In case you haven’t heard yet, passwords are terrible. People pick awful passwords to begin with, find them really hard to remember, and then don’t even use them properly. When someone gets hacked, that may just involve someone using (or reusing) a really bad password or accidentally giving it to a scammer. To try to solve these difficult problems, an industry group—including Apple, Google, and Microsoft—called the FIDO Alliance developed a system called passkeys.
Passkeys are built using what’s called the WebAuthentication (or WebAuthn) standard and public-key cryptography. It’s similar to how end-to-end encrypted messaging apps work. Instead of you creating a password, your device generates a unique pair of mathematically related keys. One of them, the public key, is stored by the service on its server. The other, the private key, is kept securely on your device, ideally locked behind your biometric data (like your fingerprint or face scan), though the system also supports PINs.
Because the keys are mathematically related, the website or app can get your device to verify that you have the matching private key and issue a one-time login without ever actually knowing what your private key is. This means that account details can’t be stolen or phished and, since you don’t have to remember anything, logging in is simple.
Take Google’s recent implementation. Once you’ve set up a passkey, you will be able to log into your Google account just by entering your email address and scanning your fingerprint or face. It feels similar to how built-in password managers work, though without any password in the mix.
Of course, passkeys are still a work in progress, and implementations are inconsistent. As ArsTechnica points out, passkeys currently sync using your operating system ecosystem. Right now, if you exclusively use Apple devices, things are pretty okay. Your passkeys will sync between your iPhone, iPad, and Mac using iCloud. For everyone else though, they’re a mess. If you create a passkey on your Android smartphone, it will sync to your other Android devices, but not your Windows computer or even your Chrome browser. There are workarounds using tools like QR codes, but it’s a far cry from the easy password-sharing built into most browsers.

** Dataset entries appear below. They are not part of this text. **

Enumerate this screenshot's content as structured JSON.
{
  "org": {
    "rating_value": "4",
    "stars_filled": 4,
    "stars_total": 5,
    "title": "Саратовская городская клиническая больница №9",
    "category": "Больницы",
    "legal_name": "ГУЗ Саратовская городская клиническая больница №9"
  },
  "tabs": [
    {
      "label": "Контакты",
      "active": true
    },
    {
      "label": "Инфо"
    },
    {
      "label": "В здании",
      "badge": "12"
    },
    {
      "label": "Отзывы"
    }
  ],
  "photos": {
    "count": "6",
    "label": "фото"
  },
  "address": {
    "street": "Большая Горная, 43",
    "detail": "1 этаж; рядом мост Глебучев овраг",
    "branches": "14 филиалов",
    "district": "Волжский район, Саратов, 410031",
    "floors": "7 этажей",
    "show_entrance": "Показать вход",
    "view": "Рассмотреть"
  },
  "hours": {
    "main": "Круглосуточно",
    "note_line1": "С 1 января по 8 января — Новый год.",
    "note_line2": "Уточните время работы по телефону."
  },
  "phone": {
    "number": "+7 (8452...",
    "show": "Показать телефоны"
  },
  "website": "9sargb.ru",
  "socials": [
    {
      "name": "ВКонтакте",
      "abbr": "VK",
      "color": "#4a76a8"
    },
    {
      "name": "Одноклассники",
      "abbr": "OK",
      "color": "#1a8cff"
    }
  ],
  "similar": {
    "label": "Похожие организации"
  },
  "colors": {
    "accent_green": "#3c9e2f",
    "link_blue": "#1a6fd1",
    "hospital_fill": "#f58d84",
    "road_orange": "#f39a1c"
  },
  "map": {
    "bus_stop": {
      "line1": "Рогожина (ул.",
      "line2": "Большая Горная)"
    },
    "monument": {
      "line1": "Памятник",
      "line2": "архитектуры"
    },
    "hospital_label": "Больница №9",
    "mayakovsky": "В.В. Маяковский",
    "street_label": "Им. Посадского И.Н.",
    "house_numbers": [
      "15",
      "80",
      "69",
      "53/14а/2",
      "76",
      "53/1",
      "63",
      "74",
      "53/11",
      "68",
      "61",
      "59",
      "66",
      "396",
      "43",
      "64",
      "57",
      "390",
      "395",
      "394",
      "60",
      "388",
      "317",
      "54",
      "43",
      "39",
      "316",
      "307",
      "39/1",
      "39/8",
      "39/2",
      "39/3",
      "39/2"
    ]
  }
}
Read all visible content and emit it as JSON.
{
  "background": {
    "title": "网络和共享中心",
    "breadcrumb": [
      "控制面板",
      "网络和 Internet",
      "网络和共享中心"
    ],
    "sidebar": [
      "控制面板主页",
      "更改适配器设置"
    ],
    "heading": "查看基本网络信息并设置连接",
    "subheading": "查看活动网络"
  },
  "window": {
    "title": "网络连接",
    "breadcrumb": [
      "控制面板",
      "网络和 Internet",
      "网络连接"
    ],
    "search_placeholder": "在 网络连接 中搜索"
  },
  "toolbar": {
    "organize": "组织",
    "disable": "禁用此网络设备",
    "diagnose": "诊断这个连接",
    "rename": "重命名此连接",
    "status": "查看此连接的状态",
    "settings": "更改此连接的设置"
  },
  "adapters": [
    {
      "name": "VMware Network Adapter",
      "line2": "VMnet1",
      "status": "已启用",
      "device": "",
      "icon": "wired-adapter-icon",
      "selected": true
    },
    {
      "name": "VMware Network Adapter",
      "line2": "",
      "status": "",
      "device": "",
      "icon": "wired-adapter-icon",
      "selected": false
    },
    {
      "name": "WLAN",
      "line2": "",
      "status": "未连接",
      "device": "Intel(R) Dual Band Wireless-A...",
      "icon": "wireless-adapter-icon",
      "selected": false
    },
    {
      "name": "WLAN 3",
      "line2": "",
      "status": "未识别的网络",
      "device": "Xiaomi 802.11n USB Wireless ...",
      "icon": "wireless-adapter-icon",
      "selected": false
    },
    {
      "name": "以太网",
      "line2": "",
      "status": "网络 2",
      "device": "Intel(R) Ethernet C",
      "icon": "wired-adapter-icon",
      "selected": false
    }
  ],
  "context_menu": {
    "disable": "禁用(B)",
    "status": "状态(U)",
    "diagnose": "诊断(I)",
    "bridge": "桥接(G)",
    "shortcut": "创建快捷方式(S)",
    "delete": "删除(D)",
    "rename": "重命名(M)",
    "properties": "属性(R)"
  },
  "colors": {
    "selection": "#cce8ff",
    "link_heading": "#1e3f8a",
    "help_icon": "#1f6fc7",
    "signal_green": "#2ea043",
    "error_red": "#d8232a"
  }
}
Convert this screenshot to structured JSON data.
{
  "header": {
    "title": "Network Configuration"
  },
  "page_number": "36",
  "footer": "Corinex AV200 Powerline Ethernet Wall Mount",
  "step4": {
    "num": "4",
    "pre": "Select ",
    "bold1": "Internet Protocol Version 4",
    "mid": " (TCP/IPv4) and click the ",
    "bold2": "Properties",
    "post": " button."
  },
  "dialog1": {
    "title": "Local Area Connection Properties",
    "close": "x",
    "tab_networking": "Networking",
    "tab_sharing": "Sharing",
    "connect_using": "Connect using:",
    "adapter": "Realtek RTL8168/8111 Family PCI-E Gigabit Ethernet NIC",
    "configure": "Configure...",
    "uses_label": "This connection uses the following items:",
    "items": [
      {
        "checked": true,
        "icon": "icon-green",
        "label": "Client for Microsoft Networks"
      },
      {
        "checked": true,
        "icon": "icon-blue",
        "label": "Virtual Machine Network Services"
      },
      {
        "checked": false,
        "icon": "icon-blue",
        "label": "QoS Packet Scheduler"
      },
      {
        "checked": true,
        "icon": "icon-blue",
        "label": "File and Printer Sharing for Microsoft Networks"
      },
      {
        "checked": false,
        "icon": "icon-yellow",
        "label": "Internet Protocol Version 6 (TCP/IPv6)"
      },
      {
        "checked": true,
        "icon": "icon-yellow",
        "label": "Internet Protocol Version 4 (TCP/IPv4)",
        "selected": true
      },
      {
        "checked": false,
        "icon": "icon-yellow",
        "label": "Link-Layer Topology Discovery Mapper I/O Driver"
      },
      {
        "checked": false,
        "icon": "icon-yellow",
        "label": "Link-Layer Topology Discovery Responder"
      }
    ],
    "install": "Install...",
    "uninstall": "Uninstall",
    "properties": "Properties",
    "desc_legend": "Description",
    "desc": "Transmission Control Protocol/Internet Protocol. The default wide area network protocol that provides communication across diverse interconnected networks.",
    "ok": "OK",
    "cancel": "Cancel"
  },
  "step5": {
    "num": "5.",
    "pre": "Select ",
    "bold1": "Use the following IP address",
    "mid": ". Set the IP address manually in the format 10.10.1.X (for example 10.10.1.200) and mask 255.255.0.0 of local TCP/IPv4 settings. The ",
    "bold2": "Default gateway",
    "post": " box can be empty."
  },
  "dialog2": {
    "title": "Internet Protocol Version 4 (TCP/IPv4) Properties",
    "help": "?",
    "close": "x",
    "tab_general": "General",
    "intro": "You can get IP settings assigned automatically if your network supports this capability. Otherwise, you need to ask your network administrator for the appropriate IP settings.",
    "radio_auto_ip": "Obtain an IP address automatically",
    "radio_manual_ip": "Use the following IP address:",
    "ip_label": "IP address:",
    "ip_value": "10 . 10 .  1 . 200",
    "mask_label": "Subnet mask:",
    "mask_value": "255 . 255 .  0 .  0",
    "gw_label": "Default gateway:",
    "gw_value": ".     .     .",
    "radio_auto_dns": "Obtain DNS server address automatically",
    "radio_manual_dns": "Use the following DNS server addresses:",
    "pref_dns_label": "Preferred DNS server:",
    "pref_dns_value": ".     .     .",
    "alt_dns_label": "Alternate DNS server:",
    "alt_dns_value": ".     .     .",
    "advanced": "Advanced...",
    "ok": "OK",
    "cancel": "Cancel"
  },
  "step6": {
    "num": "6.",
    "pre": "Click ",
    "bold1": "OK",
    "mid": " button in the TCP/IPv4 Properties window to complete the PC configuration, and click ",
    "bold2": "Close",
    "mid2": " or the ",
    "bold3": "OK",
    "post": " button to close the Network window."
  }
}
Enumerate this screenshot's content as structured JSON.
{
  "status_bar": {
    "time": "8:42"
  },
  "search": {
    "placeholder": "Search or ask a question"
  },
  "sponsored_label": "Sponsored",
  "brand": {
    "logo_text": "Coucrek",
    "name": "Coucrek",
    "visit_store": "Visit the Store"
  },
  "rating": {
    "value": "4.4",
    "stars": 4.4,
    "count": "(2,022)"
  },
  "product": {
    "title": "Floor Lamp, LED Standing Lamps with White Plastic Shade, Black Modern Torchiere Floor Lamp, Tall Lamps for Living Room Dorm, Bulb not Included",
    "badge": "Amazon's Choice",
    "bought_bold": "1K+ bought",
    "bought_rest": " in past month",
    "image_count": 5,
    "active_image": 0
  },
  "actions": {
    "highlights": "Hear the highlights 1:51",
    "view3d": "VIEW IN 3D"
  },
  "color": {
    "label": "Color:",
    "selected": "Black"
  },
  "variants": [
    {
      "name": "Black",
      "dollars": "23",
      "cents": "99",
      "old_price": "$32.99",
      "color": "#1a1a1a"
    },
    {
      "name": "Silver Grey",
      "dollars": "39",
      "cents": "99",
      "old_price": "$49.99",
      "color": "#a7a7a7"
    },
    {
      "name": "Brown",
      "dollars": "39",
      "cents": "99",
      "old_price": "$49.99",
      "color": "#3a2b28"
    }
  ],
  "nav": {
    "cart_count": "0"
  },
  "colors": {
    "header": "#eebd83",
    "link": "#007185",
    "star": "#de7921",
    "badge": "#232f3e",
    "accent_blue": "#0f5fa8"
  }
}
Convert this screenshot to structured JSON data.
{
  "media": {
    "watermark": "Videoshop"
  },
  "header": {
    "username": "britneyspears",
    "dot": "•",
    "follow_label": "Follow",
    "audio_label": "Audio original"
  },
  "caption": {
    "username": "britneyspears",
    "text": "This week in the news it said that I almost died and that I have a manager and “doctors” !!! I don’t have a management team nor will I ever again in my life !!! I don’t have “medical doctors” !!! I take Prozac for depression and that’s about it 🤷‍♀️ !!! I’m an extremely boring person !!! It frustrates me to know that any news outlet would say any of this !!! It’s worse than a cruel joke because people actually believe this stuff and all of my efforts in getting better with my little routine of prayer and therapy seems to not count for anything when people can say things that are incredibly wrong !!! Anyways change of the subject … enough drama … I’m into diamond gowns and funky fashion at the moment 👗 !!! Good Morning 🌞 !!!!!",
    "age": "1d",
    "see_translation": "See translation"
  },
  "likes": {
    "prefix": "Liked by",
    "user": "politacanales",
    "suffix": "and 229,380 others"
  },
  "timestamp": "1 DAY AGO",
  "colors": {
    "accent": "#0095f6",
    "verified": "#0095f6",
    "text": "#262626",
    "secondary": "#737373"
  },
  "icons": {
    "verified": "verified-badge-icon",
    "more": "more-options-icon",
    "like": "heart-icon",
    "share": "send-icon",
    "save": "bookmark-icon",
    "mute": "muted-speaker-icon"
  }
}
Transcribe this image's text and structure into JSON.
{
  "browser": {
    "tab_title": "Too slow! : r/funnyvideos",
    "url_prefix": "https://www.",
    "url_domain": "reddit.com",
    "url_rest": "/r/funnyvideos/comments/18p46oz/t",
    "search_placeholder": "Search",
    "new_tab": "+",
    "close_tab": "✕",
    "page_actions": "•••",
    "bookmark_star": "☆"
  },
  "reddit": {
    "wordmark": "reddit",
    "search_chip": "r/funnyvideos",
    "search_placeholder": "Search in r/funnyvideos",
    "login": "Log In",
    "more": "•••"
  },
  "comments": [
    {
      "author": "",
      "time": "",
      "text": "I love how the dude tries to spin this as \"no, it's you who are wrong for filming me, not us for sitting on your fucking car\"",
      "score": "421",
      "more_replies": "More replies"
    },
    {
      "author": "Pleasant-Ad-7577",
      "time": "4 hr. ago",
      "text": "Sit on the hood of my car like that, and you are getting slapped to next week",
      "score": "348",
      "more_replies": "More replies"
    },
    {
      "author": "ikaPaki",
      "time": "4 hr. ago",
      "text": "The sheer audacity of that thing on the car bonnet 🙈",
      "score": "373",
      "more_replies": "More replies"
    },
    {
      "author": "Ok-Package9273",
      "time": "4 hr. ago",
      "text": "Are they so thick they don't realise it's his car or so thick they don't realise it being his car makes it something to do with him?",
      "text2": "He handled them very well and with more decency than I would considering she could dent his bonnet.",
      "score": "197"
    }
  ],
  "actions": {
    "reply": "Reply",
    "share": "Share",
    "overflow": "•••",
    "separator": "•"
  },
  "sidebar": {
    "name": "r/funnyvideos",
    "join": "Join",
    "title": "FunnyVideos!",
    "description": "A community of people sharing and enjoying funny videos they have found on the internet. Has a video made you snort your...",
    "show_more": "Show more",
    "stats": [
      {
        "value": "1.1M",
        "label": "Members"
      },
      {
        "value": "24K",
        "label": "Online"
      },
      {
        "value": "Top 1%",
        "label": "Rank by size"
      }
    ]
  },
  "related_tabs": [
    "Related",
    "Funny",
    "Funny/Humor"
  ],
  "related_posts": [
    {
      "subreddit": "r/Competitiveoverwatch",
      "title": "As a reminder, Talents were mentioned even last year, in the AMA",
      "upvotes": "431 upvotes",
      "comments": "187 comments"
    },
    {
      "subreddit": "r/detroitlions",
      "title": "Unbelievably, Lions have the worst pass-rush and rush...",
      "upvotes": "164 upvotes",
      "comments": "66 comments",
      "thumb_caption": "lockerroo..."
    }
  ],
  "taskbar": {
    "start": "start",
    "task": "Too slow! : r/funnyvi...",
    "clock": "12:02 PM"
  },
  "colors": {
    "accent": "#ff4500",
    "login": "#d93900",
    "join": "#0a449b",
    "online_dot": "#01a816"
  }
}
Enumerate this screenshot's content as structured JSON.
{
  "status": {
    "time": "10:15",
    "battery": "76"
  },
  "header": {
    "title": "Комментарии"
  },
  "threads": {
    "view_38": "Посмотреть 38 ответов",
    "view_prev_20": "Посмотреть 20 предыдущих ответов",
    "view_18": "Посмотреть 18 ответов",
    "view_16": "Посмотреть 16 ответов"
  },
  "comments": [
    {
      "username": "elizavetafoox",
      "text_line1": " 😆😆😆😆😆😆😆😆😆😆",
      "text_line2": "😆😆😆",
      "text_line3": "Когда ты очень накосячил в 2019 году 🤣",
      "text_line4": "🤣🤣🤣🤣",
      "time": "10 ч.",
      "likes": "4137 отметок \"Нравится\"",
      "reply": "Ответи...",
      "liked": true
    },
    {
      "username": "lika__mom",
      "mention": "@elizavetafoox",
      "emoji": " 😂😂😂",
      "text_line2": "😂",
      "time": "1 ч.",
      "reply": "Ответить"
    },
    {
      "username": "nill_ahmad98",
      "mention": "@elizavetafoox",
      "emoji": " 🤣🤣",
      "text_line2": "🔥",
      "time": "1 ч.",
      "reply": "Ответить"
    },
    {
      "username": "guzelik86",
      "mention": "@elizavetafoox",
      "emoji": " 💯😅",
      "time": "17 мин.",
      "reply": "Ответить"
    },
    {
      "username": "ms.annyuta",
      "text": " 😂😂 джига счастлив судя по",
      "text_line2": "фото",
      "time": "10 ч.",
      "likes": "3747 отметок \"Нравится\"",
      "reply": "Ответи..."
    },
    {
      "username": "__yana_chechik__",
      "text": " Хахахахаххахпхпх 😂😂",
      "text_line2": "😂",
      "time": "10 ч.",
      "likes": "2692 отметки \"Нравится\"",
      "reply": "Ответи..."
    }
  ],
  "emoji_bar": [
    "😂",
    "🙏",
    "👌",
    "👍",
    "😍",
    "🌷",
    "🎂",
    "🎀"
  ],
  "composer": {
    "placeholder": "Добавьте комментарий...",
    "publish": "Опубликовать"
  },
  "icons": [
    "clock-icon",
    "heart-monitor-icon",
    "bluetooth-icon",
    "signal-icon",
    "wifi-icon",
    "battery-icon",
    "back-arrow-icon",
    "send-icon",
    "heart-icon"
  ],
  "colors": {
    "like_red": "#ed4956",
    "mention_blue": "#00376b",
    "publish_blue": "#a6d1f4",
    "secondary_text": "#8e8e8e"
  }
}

Also, passkeys aren’t very widely supported yet. Different operating systems support them to various degrees and there currently are just 41 apps and services that allow you to use them to login. Google joining the list is a huge deal, in part because of how many services rely on Sign In With Google.
Password managers have become a good tool for managing complex, unique passwords across different devices and operating systems. These same password managers, like Dashlane and 1Password, are working to solve the syncing issues currently baked into passkeys. In a statement to PopSci, 1Password CEO Jeff Shiner said, “Passkeys are the first authentication method that removes human error—delivering security and ease of use… In order to be widely adopted though, users need the ability to choose where and when they want to use passkeys so they can easily switch between ecosystems… This is a tipping point for passkeys and making the online world safe.”
If you’re ready to try passkeys despite the sync issues and lack of support, you can read our guide on how to set up a passkey for your Google account right now. Unfortunately, this only works with regular Google accounts. Google Workspace accounts aren’t supported just yet.